> **DATA RECORDS**:
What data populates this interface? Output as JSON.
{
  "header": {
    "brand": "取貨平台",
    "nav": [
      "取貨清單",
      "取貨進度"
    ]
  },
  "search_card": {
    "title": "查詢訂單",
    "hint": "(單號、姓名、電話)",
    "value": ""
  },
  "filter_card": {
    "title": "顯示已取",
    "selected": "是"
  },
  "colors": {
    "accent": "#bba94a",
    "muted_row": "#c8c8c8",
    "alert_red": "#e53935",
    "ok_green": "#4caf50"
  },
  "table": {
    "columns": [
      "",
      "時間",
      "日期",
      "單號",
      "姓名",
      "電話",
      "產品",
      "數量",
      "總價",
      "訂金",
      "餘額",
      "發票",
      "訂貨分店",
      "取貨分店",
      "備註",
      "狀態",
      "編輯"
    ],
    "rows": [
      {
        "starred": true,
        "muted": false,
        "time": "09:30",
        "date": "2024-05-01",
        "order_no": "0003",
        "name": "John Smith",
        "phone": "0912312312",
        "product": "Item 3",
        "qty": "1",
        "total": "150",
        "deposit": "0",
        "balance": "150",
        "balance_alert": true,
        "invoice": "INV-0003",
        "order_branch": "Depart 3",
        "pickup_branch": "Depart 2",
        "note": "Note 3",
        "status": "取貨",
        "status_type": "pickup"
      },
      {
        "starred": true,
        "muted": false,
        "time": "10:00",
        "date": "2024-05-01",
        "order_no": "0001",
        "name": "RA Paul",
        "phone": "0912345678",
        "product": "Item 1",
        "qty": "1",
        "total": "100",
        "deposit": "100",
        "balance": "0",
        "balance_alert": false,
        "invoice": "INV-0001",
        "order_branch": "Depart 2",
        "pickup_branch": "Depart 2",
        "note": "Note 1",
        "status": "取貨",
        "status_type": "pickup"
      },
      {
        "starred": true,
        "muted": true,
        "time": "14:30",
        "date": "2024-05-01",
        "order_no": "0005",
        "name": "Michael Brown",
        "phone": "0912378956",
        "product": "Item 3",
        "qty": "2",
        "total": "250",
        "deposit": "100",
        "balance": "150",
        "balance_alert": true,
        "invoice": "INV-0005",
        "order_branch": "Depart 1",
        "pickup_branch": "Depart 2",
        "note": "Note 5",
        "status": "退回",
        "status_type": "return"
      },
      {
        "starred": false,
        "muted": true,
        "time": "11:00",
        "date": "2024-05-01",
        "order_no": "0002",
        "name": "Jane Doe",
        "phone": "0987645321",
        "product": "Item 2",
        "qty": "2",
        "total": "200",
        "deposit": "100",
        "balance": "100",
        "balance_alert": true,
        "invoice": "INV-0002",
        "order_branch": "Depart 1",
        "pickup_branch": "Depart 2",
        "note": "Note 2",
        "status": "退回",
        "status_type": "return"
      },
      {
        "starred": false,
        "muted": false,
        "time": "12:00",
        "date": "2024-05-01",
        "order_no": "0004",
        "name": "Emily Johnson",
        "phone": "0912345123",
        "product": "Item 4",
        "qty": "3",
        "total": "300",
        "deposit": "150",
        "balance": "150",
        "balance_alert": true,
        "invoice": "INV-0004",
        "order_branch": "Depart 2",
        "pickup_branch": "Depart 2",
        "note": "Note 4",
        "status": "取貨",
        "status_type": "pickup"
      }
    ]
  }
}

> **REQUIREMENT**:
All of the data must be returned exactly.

> **ANSWER TO THIS TASK**:
What data populates this interface? Output as JSON.
{
  "header": {
    "brand": "取貨平台",
    "nav": [
      "取貨清單",
      "取貨進度"
    ]
  },
  "search_card": {
    "title": "查詢訂單",
    "hint": "(單號、姓名、電話)",
    "value": ""
  },
  "filter_card": {
    "title": "顯示已取",
    "selected": "是"
  },
  "colors": {
    "accent": "#bba94a",
    "muted_row": "#c8c8c8",
    "alert_red": "#e53935",
    "ok_green": "#4caf50"
  },
  "table": {
    "columns": [
      "",
      "時間",
      "日期",
      "單號",
      "姓名",
      "電話",
      "產品",
      "數量",
      "總價",
      "訂金",
      "餘額",
      "發票",
      "訂貨分店",
      "取貨分店",
      "備註",
      "狀態",
      "編輯"
    ],
    "rows": [
      {
        "starred": true,
        "muted": false,
        "time": "09:30",
        "date": "2024-05-01",
        "order_no": "0003",
        "name": "John Smith",
        "phone": "0912312312",
        "product": "Item 3",
        "qty": "1",
        "total": "150",
        "deposit": "0",
        "balance": "150",
        "balance_alert": true,
        "invoice": "INV-0003",
        "order_branch": "Depart 3",
        "pickup_branch": "Depart 2",
        "note": "Note 3",
        "status": "取貨",
        "status_type": "pickup"
      },
      {
        "starred": true,
        "muted": false,
        "time": "10:00",
        "date": "2024-05-01",
        "order_no": "0001",
        "name": "RA Paul",
        "phone": "0912345678",
        "product": "Item 1",
        "qty": "1",
        "total": "100",
        "deposit": "100",
        "balance": "0",
        "balance_alert": false,
        "invoice": "INV-0001",
        "order_branch": "Depart 2",
        "pickup_branch": "Depart 2",
        "note": "Note 1",
        "status": "取貨",
        "status_type": "pickup"
      },
      {
        "starred": true,
        "muted": true,
        "time": "14:30",
        "date": "2024-05-01",
        "order_no": "0005",
        "name": "Michael Brown",
        "phone": "0912378956",
        "product": "Item 3",
        "qty": "2",
        "total": "250",
        "deposit": "100",
        "balance": "150",
        "balance_alert": true,
        "invoice": "INV-0005",
        "order_branch": "Depart 1",
        "pickup_branch": "Depart 2",
        "note": "Note 5",
        "status": "退回",
        "status_type": "return"
      },
      {
        "starred": false,
        "muted": true,
        "time": "11:00",
        "date": "2024-05-01",
        "order_no": "0002",
        "name": "Jane Doe",
        "phone": "0987645321",
        "product": "Item 2",
        "qty": "2",
        "total": "200",
        "deposit": "100",
        "balance": "100",
        "balance_alert": true,
        "invoice": "INV-0002",
        "order_branch": "Depart 1",
        "pickup_branch": "Depart 2",
        "note": "Note 2",
        "status": "退回",
        "status_type": "return"
      },
      {
        "starred": false,
        "muted": false,
        "time": "12:00",
        "date": "2024-05-01",
        "order_no": "0004",
        "name": "Emily Johnson",
        "phone": "0912345123",
        "product": "Item 4",
        "qty": "3",
        "total": "300",
        "deposit": "150",
        "balance": "150",
        "balance_alert": true,
        "invoice": "INV-0004",
        "order_branch": "Depart 2",
        "pickup_branch": "Depart 2",
        "note": "Note 4",
        "status": "取貨",
        "status_type": "pickup"
      }
    ]
  }
}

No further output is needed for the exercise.